It was not until the 9th century that the first tea plants were grown, and not until 1202 that they were planted in the province of Uji, which is now famed for producing the best green teas in Japan. Later the great Zen priest, Sen-no Rikyu (1522-1591) classified the link between tea, Buddhism and the different schools of tea, creating in this way to the most complete form of Cha No Yu.

To the exception of the Matcha tea ceremony, Japan today produces many whole leaf green teas of very high quality whose preparation demands some special cares. The delicacy of the leaf requires a quick infusion and a water temperature which is lower the higher the quality of tea.

Unlike all the other green teas produced in the world, Japanese green teas are not prepared according to the traditional Chinese process but undergo a special type of firing, by using steam. The leaves, instead of being roasted in a boiling hot receptacle, are steamed for a few minutes, which gives them a shiny appearance and a slightly iodised taste which is immediately recognizable.

Because of this typical appearance and flavour, Japanese green teas often provoke surprise in Westerners. They are teas that are rich in vitamins and with a light caffeine. They must be drunk unadulterated, with nothing added.

Gyokuro

 

Gyokuro teas are the most prestigious green teas of Japan and are some of the most expensive teas in the world. They are only plucked once a year, and only in selected plantations. A few weeks before the harvest, the planter takes care to cover the tea plants with sheets or with bamboo straw matting, to filter 90% of the sun's rays. Starved of light, the tealeaf softens and starts producing much more chlorophyll than it would have done in the open air, which gives the tea a flavour of incomparable freshness and purity.

Sencha

 

Sencha teas are green teas very widespread in Japan. Their name in Japanese means "infused tea". They are produced several times a year using the best leaves from the tea plants.

The plucking is done mechanically, a technique that the Japanese have mastered so they can obtain teas of different grades. After steam firing, the leaves are folded to look like small flat needles. A Sencha tea is prepared with varying quantities of tea, differing volumes and temperatures of water, as well as different times of infusion, depending on its quality.

Tamaryokucha

 

Tamaryokucha teas are produced in the same way as Sencha teas. They are simply rolled instead of being folded, which gives them more colour.

Bancha

 

Bancha teas are produced with lower, larger leaves than those used for Sencha teas.

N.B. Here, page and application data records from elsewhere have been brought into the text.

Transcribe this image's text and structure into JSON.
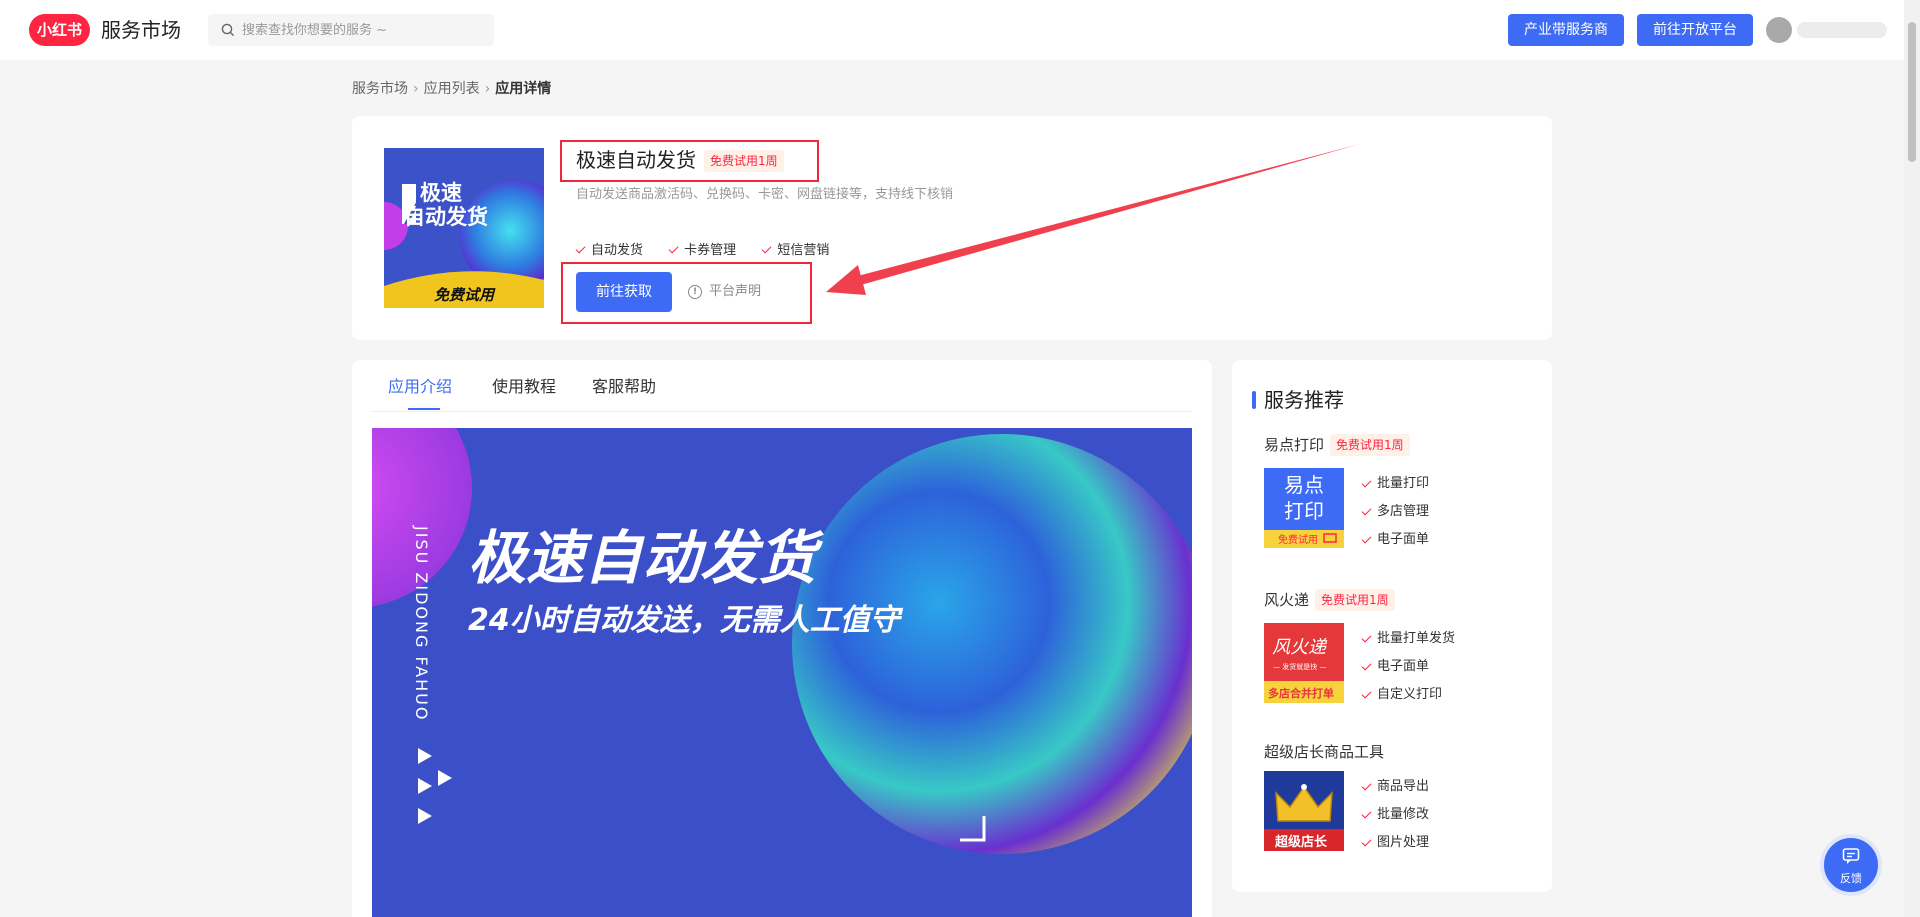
{
  "header": {
    "logo_text": "小红书",
    "brand": "服务市场",
    "search_placeholder": "搜索查找你想要的服务 ~",
    "btn_industry": "产业带服务商",
    "btn_open_platform": "前往开放平台"
  },
  "breadcrumb": [
    "服务市场",
    "应用列表",
    "应用详情"
  ],
  "app": {
    "name": "极速自动发货",
    "trial_tag": "免费试用1周",
    "description": "自动发送商品激活码、兑换码、卡密、网盘链接等，支持线下核销",
    "features": [
      "自动发货",
      "卡券管理",
      "短信营销"
    ],
    "get_button": "前往获取",
    "notice": "平台声明",
    "cover": {
      "line1": "极速",
      "line2": "自动发货",
      "badge": "免费试用"
    }
  },
  "tabs": [
    "应用介绍",
    "使用教程",
    "客服帮助"
  ],
  "banner": {
    "title": "极速自动发货",
    "subtitle": "24小时自动发送，无需人工值守",
    "vertical_text": "JISU ZIDONG FAHUO"
  },
  "sidebar": {
    "title": "服务推荐",
    "items": [
      {
        "name": "易点打印",
        "tag": "免费试用1周",
        "features": [
          "批量打印",
          "多店管理",
          "电子面单"
        ],
        "img_line1": "易点",
        "img_line2": "打印",
        "img_badge": "免费试用"
      },
      {
        "name": "风火递",
        "tag": "免费试用1周",
        "features": [
          "批量打单发货",
          "电子面单",
          "自定义打印"
        ],
        "img_line1": "风火递",
        "img_line2": "— 发货就是快 —",
        "img_badge": "多店合并打单"
      },
      {
        "name": "超级店长商品工具",
        "tag": "",
        "features": [
          "商品导出",
          "批量修改",
          "图片处理"
        ],
        "img_badge": "超级店长"
      }
    ]
  },
  "feedback": "反馈",
  "colors": {
    "accent": "#3d6bf5",
    "brand": "#ff2442",
    "highlight": "#f0283c"
  }
}
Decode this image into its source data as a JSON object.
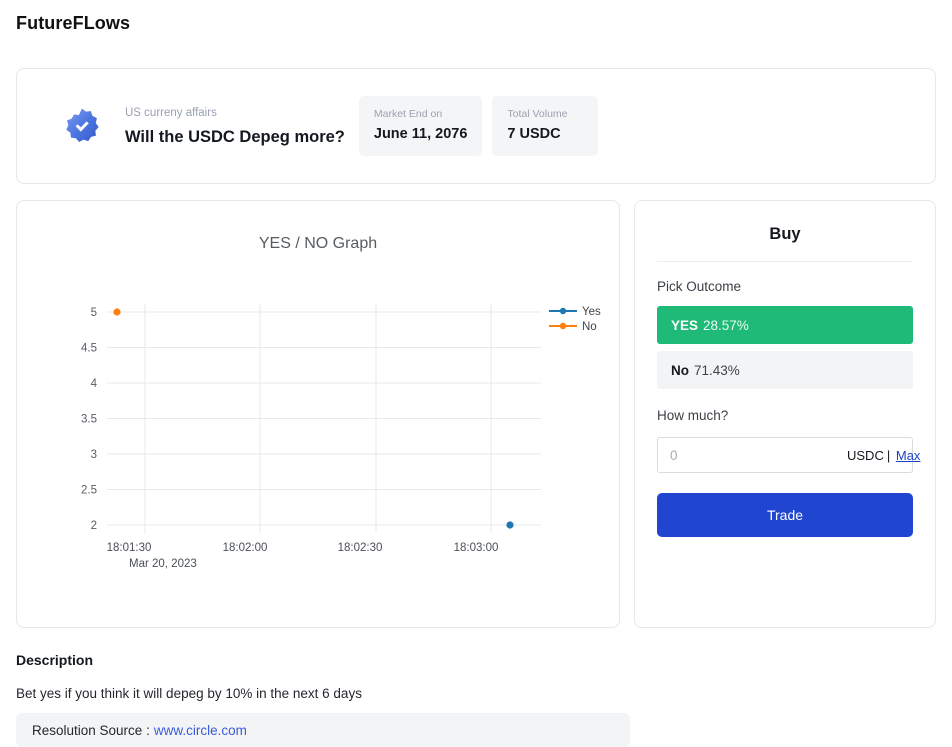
{
  "brand": "FutureFLows",
  "market": {
    "category": "US curreny affairs",
    "question": "Will the USDC Depeg more?",
    "verified_icon": "verified-badge-icon",
    "stats": [
      {
        "label": "Market End on",
        "value": "June 11, 2076"
      },
      {
        "label": "Total Volume",
        "value": "7 USDC"
      }
    ]
  },
  "chart_data": {
    "type": "scatter",
    "title": "YES / NO Graph",
    "xlabel": "",
    "ylabel": "",
    "x_tick_labels": [
      "18:01:30",
      "18:02:00",
      "18:02:30",
      "18:03:00"
    ],
    "x_axis_date": "Mar 20, 2023",
    "y_tick_labels": [
      "5",
      "4.5",
      "4",
      "3.5",
      "3",
      "2.5",
      "2"
    ],
    "ylim": [
      2,
      5
    ],
    "grid": true,
    "legend_position": "right",
    "series": [
      {
        "name": "Yes",
        "color": "#1f77b4",
        "x": [
          "18:03:10"
        ],
        "values": [
          2
        ]
      },
      {
        "name": "No",
        "color": "#ff7f0e",
        "x": [
          "18:01:22"
        ],
        "values": [
          5
        ]
      }
    ]
  },
  "buy": {
    "title": "Buy",
    "pick_outcome_label": "Pick Outcome",
    "outcomes": [
      {
        "key": "YES",
        "value": "28.57%",
        "selected": true,
        "color": "#1fb978"
      },
      {
        "key": "No",
        "value": "71.43%",
        "selected": false,
        "color": "#f3f4f6"
      }
    ],
    "how_much_label": "How much?",
    "amount_value": "",
    "amount_placeholder": "0",
    "currency_suffix": "USDC",
    "suffix_separator": "|",
    "max_label": "Max",
    "trade_label": "Trade",
    "trade_color": "#1f45d1"
  },
  "description": {
    "heading": "Description",
    "body": "Bet yes if you think it will depeg by 10% in the next 6 days",
    "resolution_label": "Resolution Source :",
    "resolution_link": "www.circle.com"
  }
}
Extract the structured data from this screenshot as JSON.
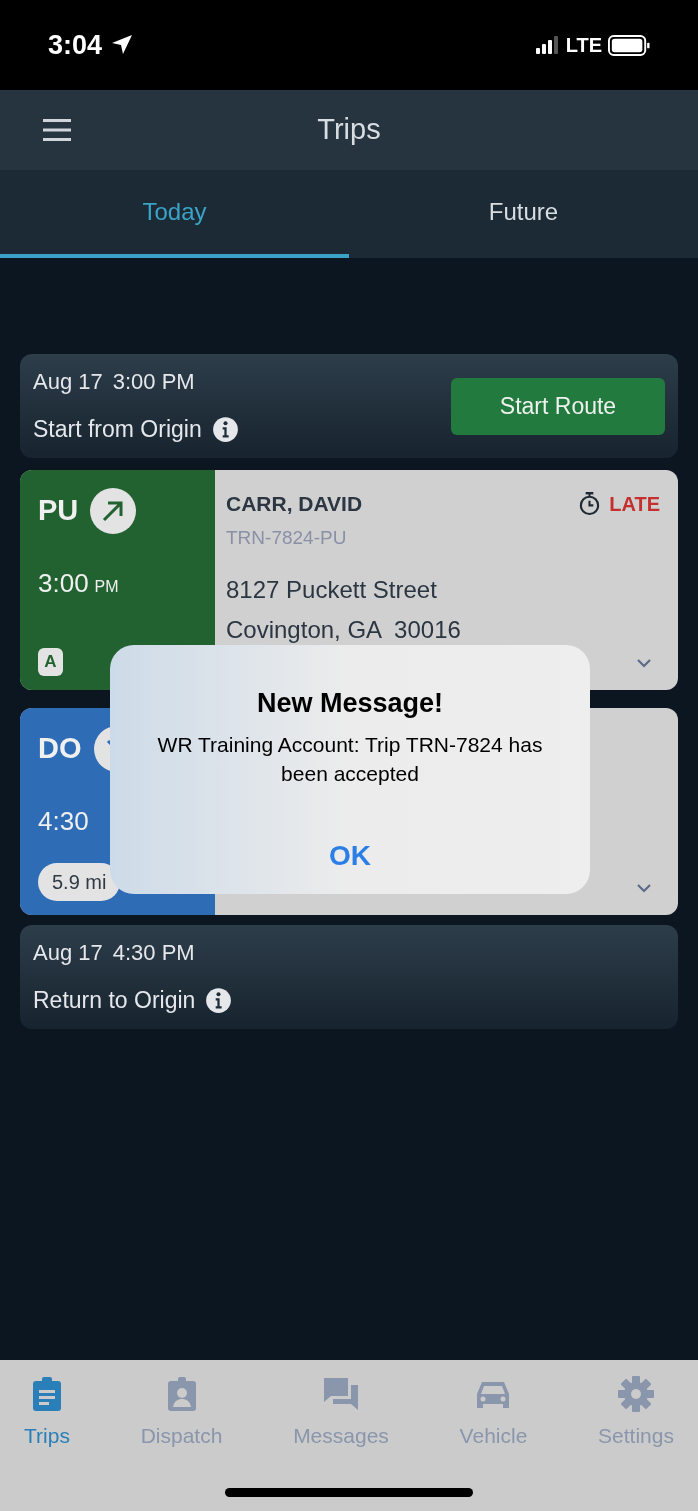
{
  "status_bar": {
    "time": "3:04",
    "network": "LTE"
  },
  "header": {
    "title": "Trips"
  },
  "tabs": [
    {
      "label": "Today",
      "selected": true
    },
    {
      "label": "Future",
      "selected": false
    }
  ],
  "route_start": {
    "date": "Aug 17",
    "time": "3:00 PM",
    "label": "Start from Origin",
    "button": "Start Route"
  },
  "stops": [
    {
      "kind": "pickup",
      "code": "PU",
      "time": "3:00",
      "meridiem": "PM",
      "badge": "A",
      "name": "CARR, DAVID",
      "trip_id": "TRN-7824-PU",
      "address": [
        "8127 Puckett Street",
        "Covington, GA  30016"
      ],
      "status": "LATE"
    },
    {
      "kind": "dropoff",
      "code": "DO",
      "time": "4:30",
      "distance": "5.9 mi"
    }
  ],
  "route_end": {
    "date": "Aug 17",
    "time": "4:30 PM",
    "label": "Return to Origin"
  },
  "dialog": {
    "title": "New Message!",
    "message": "WR Training Account: Trip TRN-7824 has been accepted",
    "button": "OK"
  },
  "nav": [
    {
      "label": "Trips",
      "selected": true
    },
    {
      "label": "Dispatch",
      "selected": false
    },
    {
      "label": "Messages",
      "selected": false
    },
    {
      "label": "Vehicle",
      "selected": false
    },
    {
      "label": "Settings",
      "selected": false
    }
  ]
}
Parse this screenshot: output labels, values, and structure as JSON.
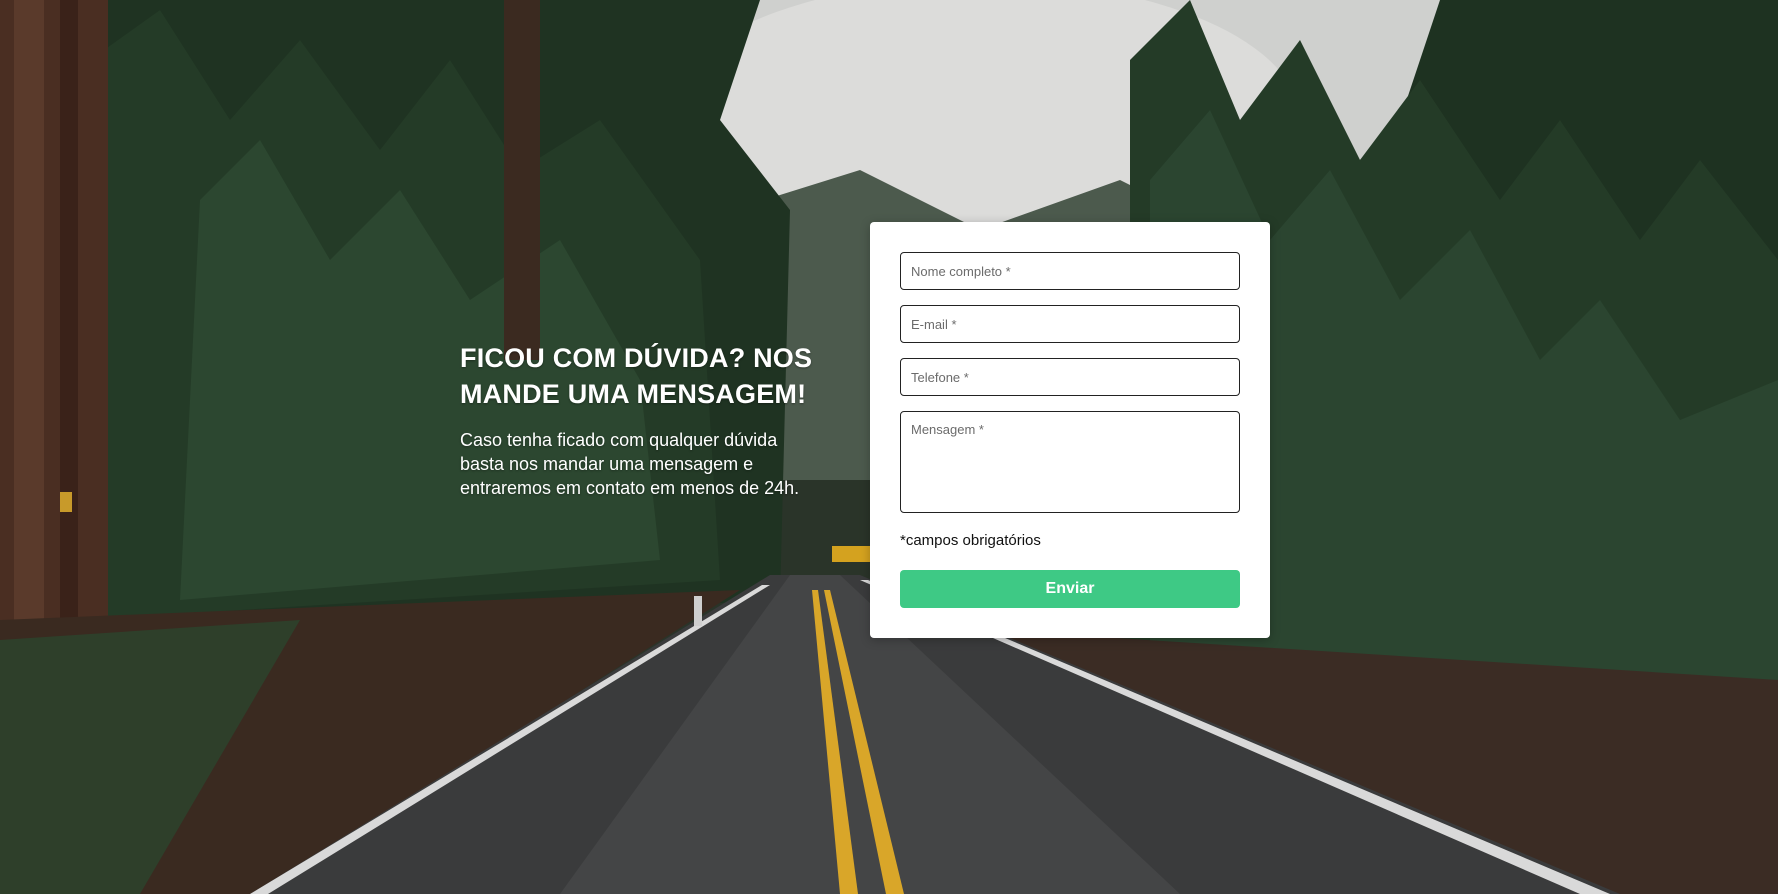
{
  "hero": {
    "heading": "FICOU COM DÚVIDA? NOS MANDE UMA MENSAGEM!",
    "description": "Caso tenha ficado com qualquer dúvida basta nos mandar uma mensagem e entraremos em contato em menos de 24h."
  },
  "form": {
    "name_placeholder": "Nome completo *",
    "email_placeholder": "E-mail *",
    "phone_placeholder": "Telefone *",
    "message_placeholder": "Mensagem *",
    "required_note": "*campos obrigatórios",
    "submit_label": "Enviar"
  },
  "colors": {
    "accent": "#3ec985",
    "card_background": "#ffffff",
    "heading_text": "#ffffff"
  }
}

The folding of the leaves is also less refined. They make up the bulk of Japanese production and are taken in three different guises: natural, grilled or with cereal grains added.